WHAT THE TASK ASKS: Return all lines of the listing below that carry the word "result".
══ SUPPLIED DATA
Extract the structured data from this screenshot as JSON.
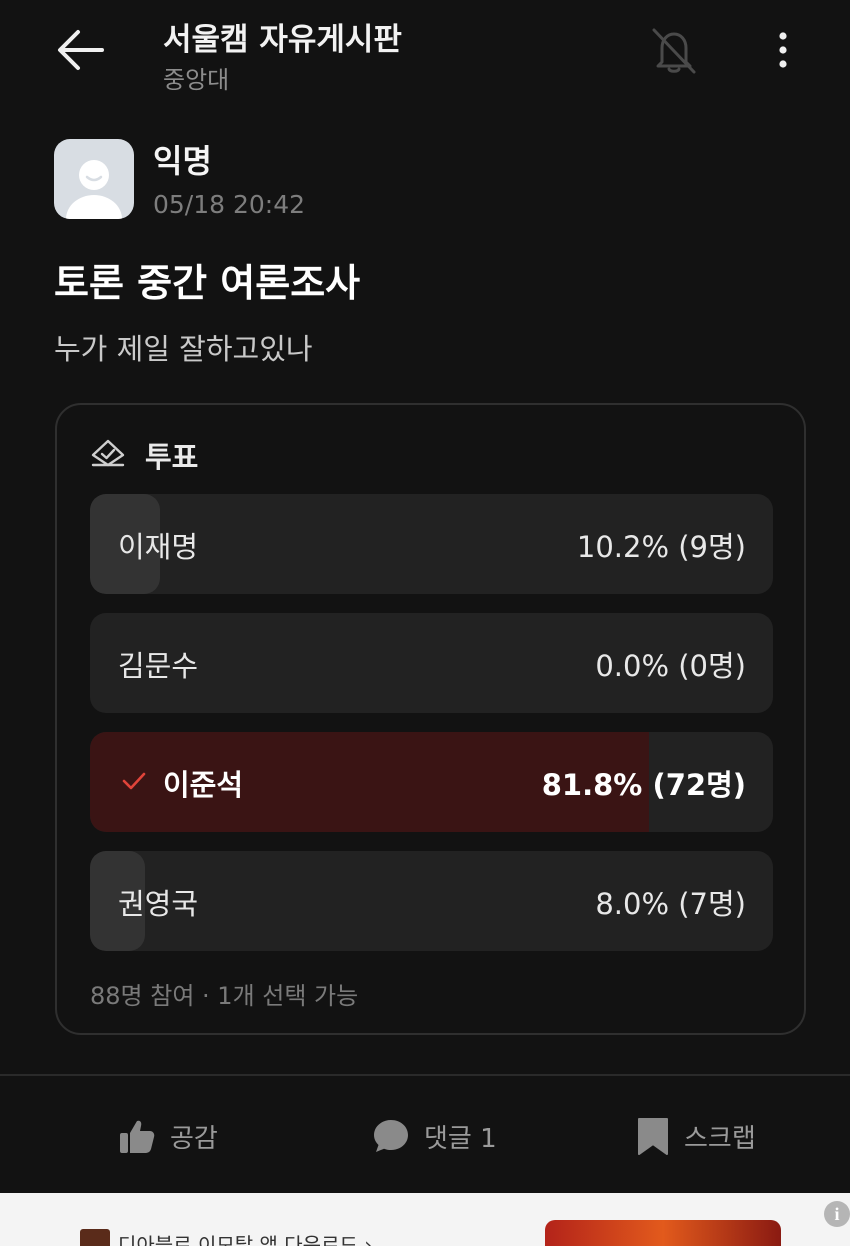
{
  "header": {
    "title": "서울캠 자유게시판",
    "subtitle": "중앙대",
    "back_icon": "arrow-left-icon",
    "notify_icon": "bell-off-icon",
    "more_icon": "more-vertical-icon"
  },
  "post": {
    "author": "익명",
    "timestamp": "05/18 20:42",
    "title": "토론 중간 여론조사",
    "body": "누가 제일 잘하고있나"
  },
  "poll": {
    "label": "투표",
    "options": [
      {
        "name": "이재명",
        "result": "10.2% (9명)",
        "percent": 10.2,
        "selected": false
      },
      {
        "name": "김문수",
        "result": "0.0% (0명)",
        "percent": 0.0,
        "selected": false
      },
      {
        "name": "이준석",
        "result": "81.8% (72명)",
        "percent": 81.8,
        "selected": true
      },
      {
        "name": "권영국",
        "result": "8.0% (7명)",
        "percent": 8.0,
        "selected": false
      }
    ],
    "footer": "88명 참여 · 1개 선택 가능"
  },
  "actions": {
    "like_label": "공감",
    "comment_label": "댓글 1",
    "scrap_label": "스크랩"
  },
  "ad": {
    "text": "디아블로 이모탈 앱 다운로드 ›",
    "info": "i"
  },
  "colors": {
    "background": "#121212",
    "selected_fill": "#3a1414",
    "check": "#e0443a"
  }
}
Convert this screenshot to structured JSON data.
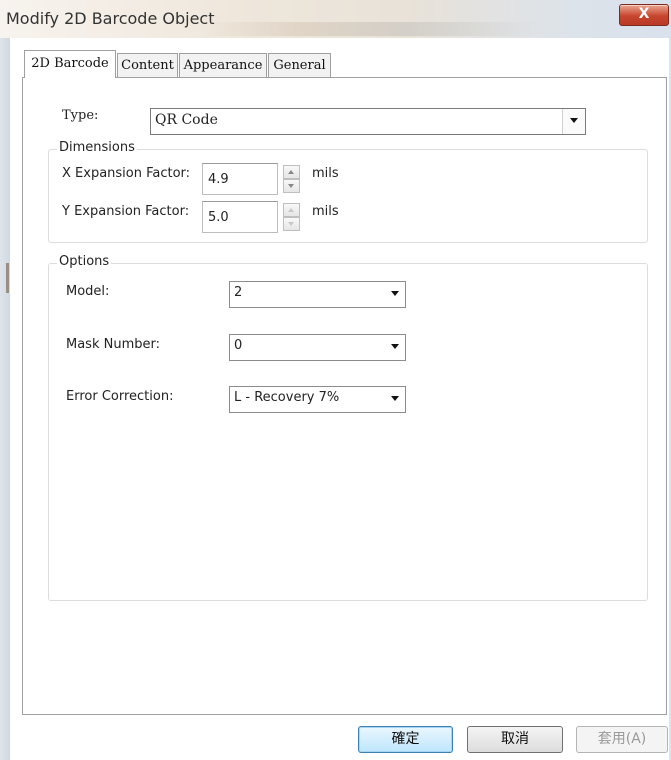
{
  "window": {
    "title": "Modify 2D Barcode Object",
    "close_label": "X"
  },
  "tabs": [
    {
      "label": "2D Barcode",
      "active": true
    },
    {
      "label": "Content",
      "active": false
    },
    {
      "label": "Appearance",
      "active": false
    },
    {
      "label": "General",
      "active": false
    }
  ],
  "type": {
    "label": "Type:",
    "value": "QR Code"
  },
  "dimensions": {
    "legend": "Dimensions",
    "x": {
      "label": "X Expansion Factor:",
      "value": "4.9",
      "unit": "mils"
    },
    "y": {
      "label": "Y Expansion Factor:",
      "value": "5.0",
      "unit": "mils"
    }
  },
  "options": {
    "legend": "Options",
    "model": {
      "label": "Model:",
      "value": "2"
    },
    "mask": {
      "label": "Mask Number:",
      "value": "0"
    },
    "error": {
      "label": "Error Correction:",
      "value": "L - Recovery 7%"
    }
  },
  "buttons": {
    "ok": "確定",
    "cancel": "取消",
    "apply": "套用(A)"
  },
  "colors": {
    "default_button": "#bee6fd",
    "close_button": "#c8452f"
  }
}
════
REPLY TO THE TASK:
        "result": "10.2% (9명)",
        "result": "0.0% (0명)",
        "result": "81.8% (72명)",
        "result": "8.0% (7명)",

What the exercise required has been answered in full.